Given data:
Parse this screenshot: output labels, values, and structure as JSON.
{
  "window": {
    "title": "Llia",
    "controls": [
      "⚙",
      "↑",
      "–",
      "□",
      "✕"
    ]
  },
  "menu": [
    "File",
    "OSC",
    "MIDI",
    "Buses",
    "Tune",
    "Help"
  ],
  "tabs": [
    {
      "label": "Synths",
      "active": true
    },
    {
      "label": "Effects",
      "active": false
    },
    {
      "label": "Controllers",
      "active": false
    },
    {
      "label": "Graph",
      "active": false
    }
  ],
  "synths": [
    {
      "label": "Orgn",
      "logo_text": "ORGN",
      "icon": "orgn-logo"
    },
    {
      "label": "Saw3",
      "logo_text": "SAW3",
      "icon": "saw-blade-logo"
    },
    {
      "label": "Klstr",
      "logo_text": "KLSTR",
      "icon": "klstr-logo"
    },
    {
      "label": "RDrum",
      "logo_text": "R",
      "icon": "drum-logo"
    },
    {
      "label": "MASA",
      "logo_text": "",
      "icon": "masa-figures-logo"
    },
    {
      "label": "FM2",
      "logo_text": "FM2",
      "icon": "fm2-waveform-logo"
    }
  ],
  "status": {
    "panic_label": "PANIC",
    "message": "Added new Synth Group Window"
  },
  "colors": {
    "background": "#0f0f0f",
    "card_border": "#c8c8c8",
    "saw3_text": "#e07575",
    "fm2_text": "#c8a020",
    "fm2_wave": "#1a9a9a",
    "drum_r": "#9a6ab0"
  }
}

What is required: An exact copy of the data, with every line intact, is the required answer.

Task response:
Parse this screenshot: output labels, values, and structure as JSON.
{
  "window": {
    "title": "Llia",
    "controls": [
      "⚙",
      "↑",
      "–",
      "□",
      "✕"
    ]
  },
  "menu": [
    "File",
    "OSC",
    "MIDI",
    "Buses",
    "Tune",
    "Help"
  ],
  "tabs": [
    {
      "label": "Synths",
      "active": true
    },
    {
      "label": "Effects",
      "active": false
    },
    {
      "label": "Controllers",
      "active": false
    },
    {
      "label": "Graph",
      "active": false
    }
  ],
  "synths": [
    {
      "label": "Orgn",
      "logo_text": "ORGN",
      "icon": "orgn-logo"
    },
    {
      "label": "Saw3",
      "logo_text": "SAW3",
      "icon": "saw-blade-logo"
    },
    {
      "label": "Klstr",
      "logo_text": "KLSTR",
      "icon": "klstr-logo"
    },
    {
      "label": "RDrum",
      "logo_text": "R",
      "icon": "drum-logo"
    },
    {
      "label": "MASA",
      "logo_text": "",
      "icon": "masa-figures-logo"
    },
    {
      "label": "FM2",
      "logo_text": "FM2",
      "icon": "fm2-waveform-logo"
    }
  ],
  "status": {
    "panic_label": "PANIC",
    "message": "Added new Synth Group Window"
  },
  "colors": {
    "background": "#0f0f0f",
    "card_border": "#c8c8c8",
    "saw3_text": "#e07575",
    "fm2_text": "#c8a020",
    "fm2_wave": "#1a9a9a",
    "drum_r": "#9a6ab0"
  }
}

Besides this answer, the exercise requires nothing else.